Should Grade 12 University level English be a requirement for entry into all university programs? I think the answer is yes, they should.

English is a very important and necessary skill in everyday life. You may never need to know how to find the equation of a sinusoidal function beyond high school, but you will need to know proper grammar and how to convey a thought through writing. No matter what your chosen career path may be, you will need to use the skills you learn in English class. So I ask you this: why shouldn’t Grade 12 University English be a requirement?

Photo by Converse College

I am aware that not every career will have a person writing persuasive essays or short stories but that doesn’t mean that they will never use what they learned in English class. They’ll need to know proper grammar and how to write in a formal tone when making a cover letter for their resume, and how to communicate through writing when composing emails. They’ll need to use their reading comprehension skills when examining documents, contracts, and written instructions. Just because a person will never use the skills directly taught to them while they were taking English, doesn’t mean they will never use the skills they picked up while in that class.

Most university programs require that, on top of taking the necessary courses, they must also be university level (when applicable). For instance, in order to qualify for most accounting courses, you have to have two grade 12 university level math credits. This makes sense, right? In order to join something at a certain level, you must qualify for that level. Take a high school sports team for example. In order to join that team, you must already be at a certain skill level in order to qualify during tryouts. In order to reach that skill level, you may have had to join the team the previous year or practice outside of school, so why should university be any different?

Photo by Dominik

Now, I understand that some people may not have the best English skills, but may be geniuses at something else. So should these people be rejected from a university’s program because they had to take college or workplace level English? I still think they should. There are ways that, if a person is motivated enough, they can pass a university English class. They can get a tutor or extra help from a teacher, or they could ask for less hours at their job in order to make more time for their English homework. If a person really wants to get into a university program, they can find ways to boost their English mark. Granted, they may not achieve the highest mark, and it may lower their average, but then they’ll just have to work harder at what they excel at to negate it. Or they could take an extra easy course in order to get a high mark and negate their English mark that way.

What I’m saying is that if a person wishes to take a university course, they need to be able to achieve work at a university level. If their chosen course requires a university level credit in a course that they have difficulty in, whether it is English or not, then there are steps that they can take in order to pass that class and still keep their average high enough for their preferred program. And since English teaches such important skills that will be used during university as well as throughout a person’s life, University level English should be a requirement for entry into all university level programs.


Converse Collage. “Classroom”. Flickr. April 27, 2011. Retrieved from

N/a, Dominick. “Livingston vs Millburn Girls Soccer 10/21/10”. Flickr. October 21, 2010. Retrieved from
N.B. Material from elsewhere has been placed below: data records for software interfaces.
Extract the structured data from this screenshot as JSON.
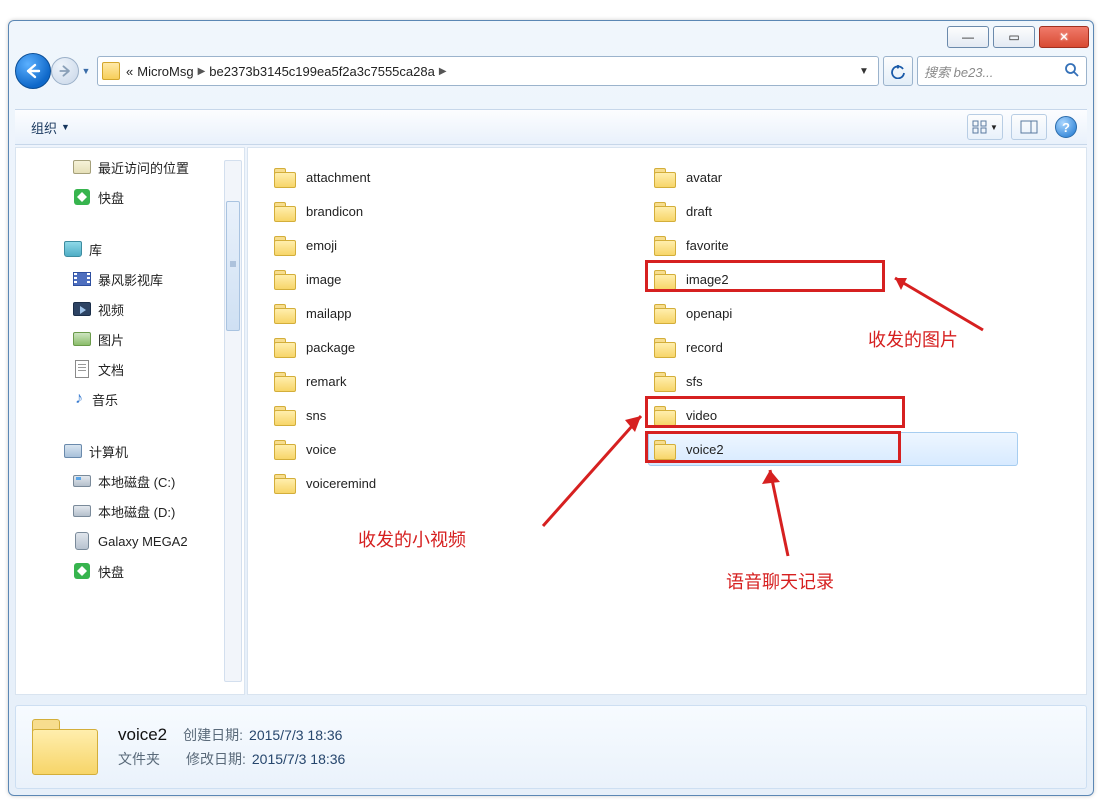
{
  "titlebar": {
    "min": "—",
    "max": "▭",
    "close": "✕"
  },
  "breadcrumb": {
    "prefix": "«",
    "items": [
      "MicroMsg",
      "be2373b3145c199ea5f2a3c7555ca28a"
    ],
    "suffix": ""
  },
  "search": {
    "placeholder": "搜索 be23..."
  },
  "toolbar": {
    "organize": "组织",
    "view_icon": "⊞",
    "preview_icon": "▯▯",
    "help": "?"
  },
  "sidebar": {
    "recent": "最近访问的位置",
    "kuaipan": "快盘",
    "library": "库",
    "baofeng": "暴风影视库",
    "videos": "视频",
    "pictures": "图片",
    "documents": "文档",
    "music": "音乐",
    "music_glyph": "♪",
    "computer": "计算机",
    "disk_c": "本地磁盘 (C:)",
    "disk_d": "本地磁盘 (D:)",
    "galaxy": "Galaxy MEGA2",
    "kuaipan2": "快盘"
  },
  "folders_col1": [
    "attachment",
    "brandicon",
    "emoji",
    "image",
    "mailapp",
    "package",
    "remark",
    "sns",
    "voice",
    "voiceremind"
  ],
  "folders_col2": [
    "avatar",
    "draft",
    "favorite",
    "image2",
    "openapi",
    "record",
    "sfs",
    "video",
    "voice2"
  ],
  "selected": "voice2",
  "annotations": {
    "images": "收发的图片",
    "video": "收发的小视频",
    "voice": "语音聊天记录"
  },
  "details": {
    "name": "voice2",
    "created_label": "创建日期:",
    "created_value": "2015/7/3 18:36",
    "type": "文件夹",
    "modified_label": "修改日期:",
    "modified_value": "2015/7/3 18:36"
  }
}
Yu, Feng. “Dictionary definition of the word english”. Shutter Stock. N/a. Retrieved from

Join the Conversation

1 Comment

  1. Hey Katlin! Nice blogpost! I could really hear your voice of reason in your post — it was almost like you were talking about this to me in guitar class.

    I like the approach you have, and it’s kind of like Mr. K’s reasoning that I mentioned in my post: You can be the smartest in the world, but if you can’t communicate it, then your intelligence is rendered as useless. Also, the rest of your post is also very convincing, and your use of logos was really compelling me to agree with you, despite myself having an opposing opinion. Your points make it hard for me to prove my case because you prove me wrong throughout your own post! Dang it! But good job! Also please don’t mention sinusoidal functions to me until we have math again…

    So one thing that you didn’t really mention was the student perspective. I know that the Glendale population takes English online so we can avoid rotations and mindmaps. In my blogpost, I mentioned how our English program is more or less just busywork with the rotations, and can be a bit mindless. The course is super stress-inducing, and has caused many mental breakdowns these past years. Honestly, English made my mark drop last semester from the disproportionate amount of time I spent on it compared to other courses. I mentioned this in another comment, but if we integrated English into other courses, like if we made Grade 12 Kinesiology teach proper APA formatting for write-ups and expect proper grammar, and make Grade 12 Physics expect a perfect citation of sources used to create projects, do you think we can remove English as a requirement?


Leave a comment

Fill in your details below or click an icon to log in: Logo

You are commenting using your account. Log Out /  Change )

Google photo

You are commenting using your Google account. Log Out /  Change )

Twitter picture

You are commenting using your Twitter account. Log Out /  Change )

Facebook photo

You are commenting using your Facebook account. Log Out /  Change )

Connecting to %s

Create your website with
Get started
%d bloggers like this: